In summary, we think the Love It or Return It program appeared on the surface like a good "gesture" on Chevrolet's part but has so many hurdles that it's unlikely anyone will ever use the program. Happy car shopping, use common sense, check all the numbers first.

Don't take anyone's word that their price is the best. Always verify every claim they make, and always determine what would make you ineligible to cash in on any of these sales programs which car dealers and car manufacturers dangle in front of your face.

Author Jeff Ostroff

About The Author: Jeff Ostroff

A lifelong consumer advocate with over 20 years of unparalleled expertise, Jeff is the Founder, CEO and Editor-In-Chief of As chief consumer advocate, he oversees a team of experts who cover all aspects of buying and selling new and used cars including leasing and financing.

For decades, Jeff has been the recognized authority on vehicle purchasing, sought out often by the media for his decades of experience and commentary, for live call-in business radio talk shows and is cited often by the press for his expertise in savvy car shopping methods and preventing consumer scams and online fraud. Jeff has been quoted in: CNN, MSNBC, Forbes, New York Times, Consumer Reports, Wall Street Journal and many more.

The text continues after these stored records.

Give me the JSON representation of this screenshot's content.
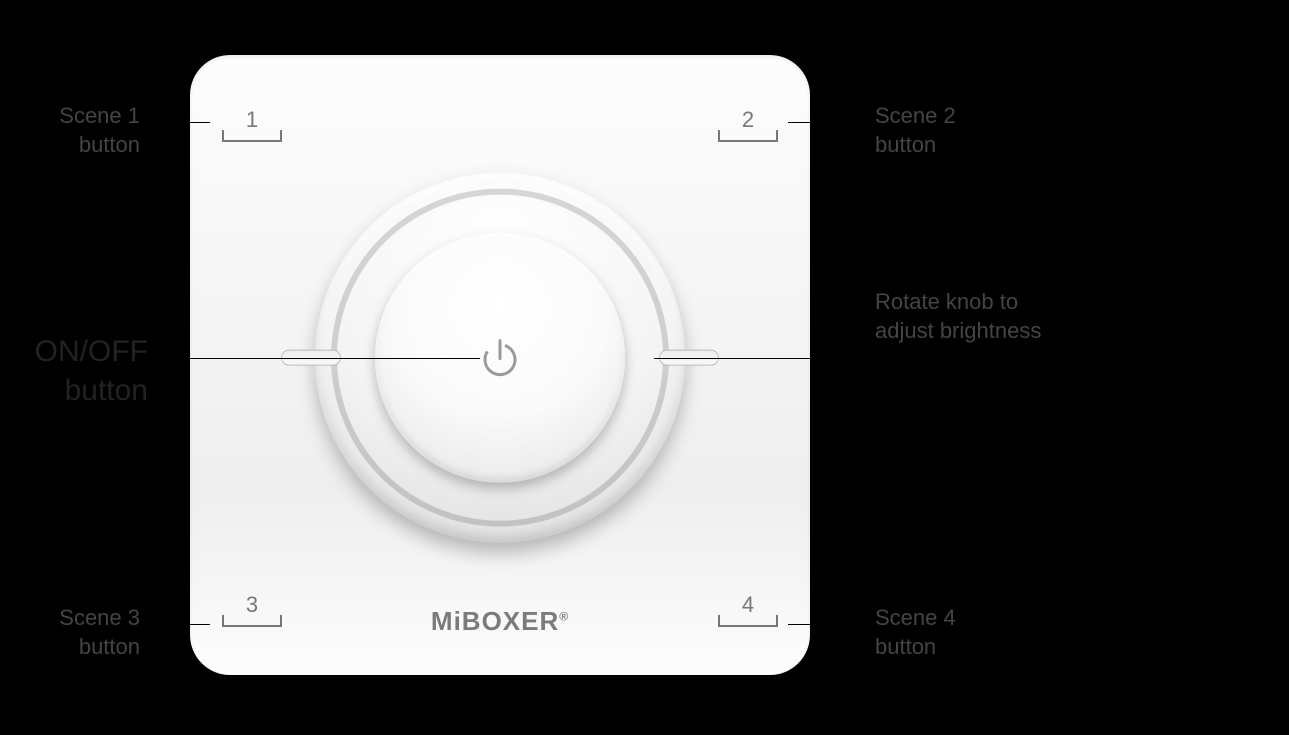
{
  "labels": {
    "scene1": "Scene 1\nbutton",
    "scene2": "Scene 2\nbutton",
    "scene3": "Scene 3\nbutton",
    "scene4": "Scene 4\nbutton",
    "on_off": "ON/OFF\nbutton",
    "knob": "Rotate knob to\nadjust brightness"
  },
  "scenes": {
    "s1": "1",
    "s2": "2",
    "s3": "3",
    "s4": "4"
  },
  "brand": {
    "name": "MiBOXER",
    "reg": "®"
  }
}
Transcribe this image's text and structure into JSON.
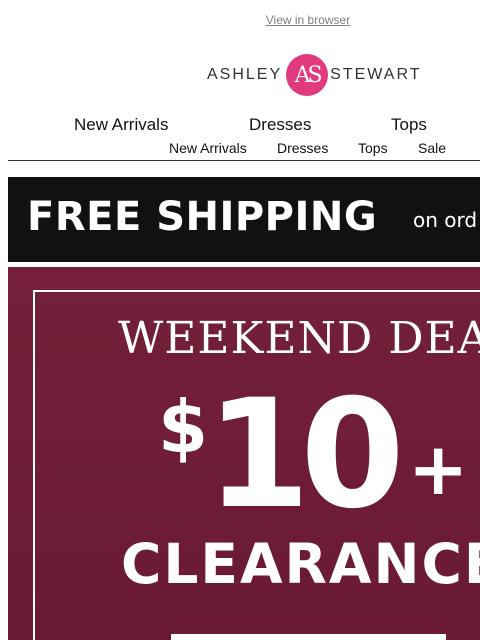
{
  "header": {
    "view_in_browser": "View in browser"
  },
  "logo": {
    "left_text": "ASHLEY",
    "monogram": "AS",
    "right_text": "STEWART",
    "brand_color": "#e23a7e"
  },
  "nav_primary": {
    "items": [
      {
        "label": "New Arrivals"
      },
      {
        "label": "Dresses"
      },
      {
        "label": "Tops"
      }
    ]
  },
  "nav_secondary": {
    "items": [
      {
        "label": "New Arrivals"
      },
      {
        "label": "Dresses"
      },
      {
        "label": "Tops"
      },
      {
        "label": "Sale"
      }
    ]
  },
  "shipping_banner": {
    "headline": "FREE SHIPPING",
    "subtext": "on ord",
    "background_color": "#111111"
  },
  "promo": {
    "title": "WEEKEND DEAL",
    "currency": "$",
    "amount": "10",
    "plus": "+",
    "label": "CLEARANCE",
    "background_color": "#6e1d36"
  }
}
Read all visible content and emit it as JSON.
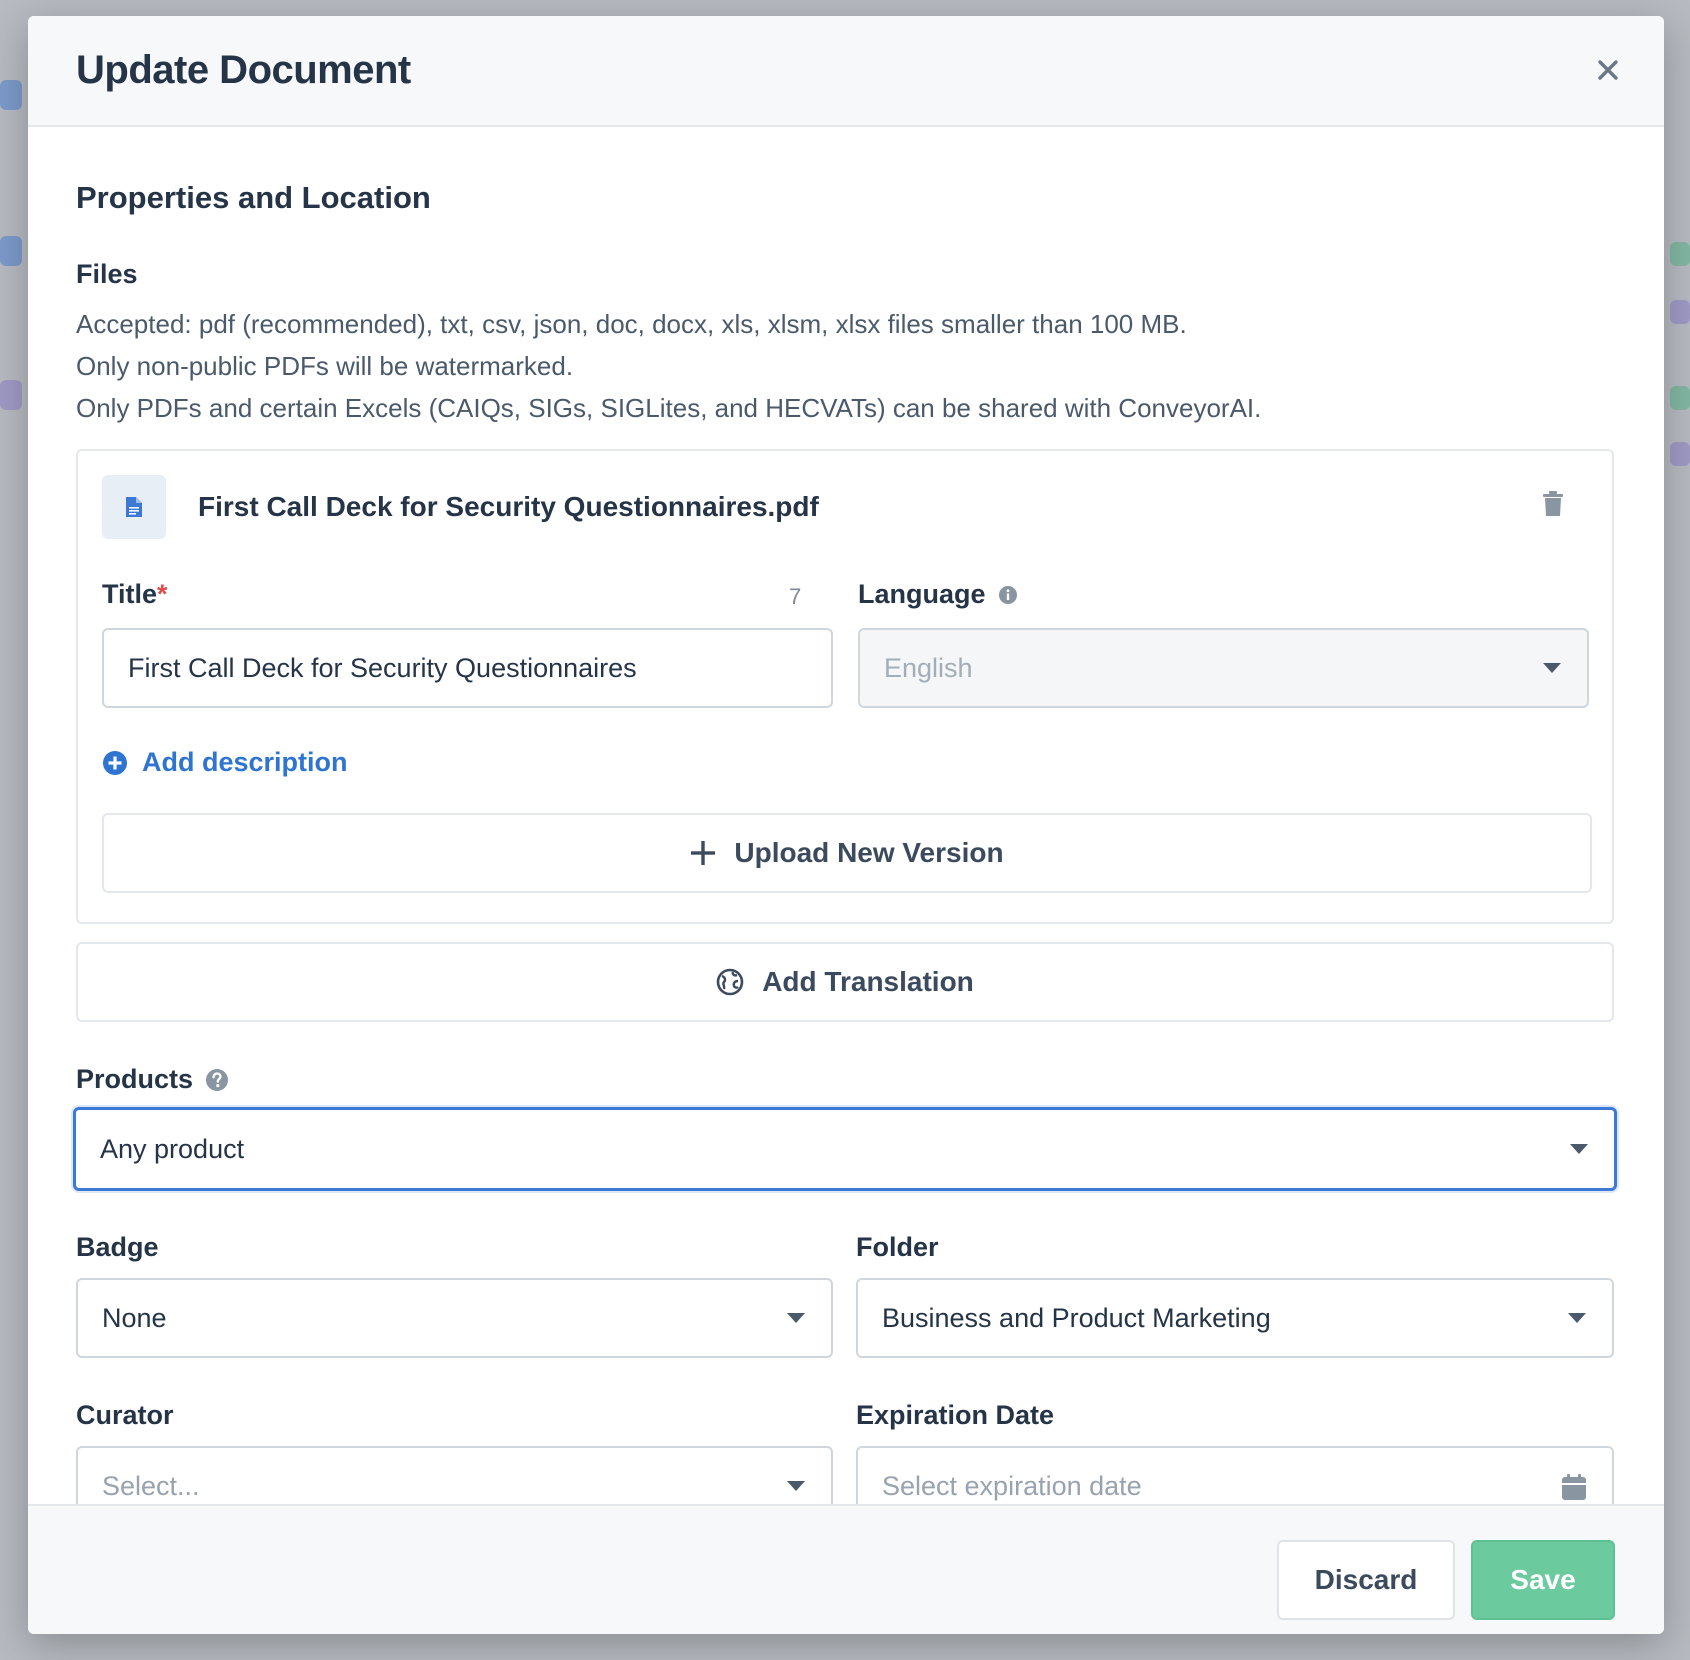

Jeff also has extensive experience and expertise in new car brokering and selling used cars for clients on eBay and Craigslist. Connect with Jeff via Email or on Twitter. has affiliate relationships with multiple web sites. We are paid referral fees for leads or sales generated from visitors that click on some links or fill out certain forms on this site. Please view our advertising policy page for more information.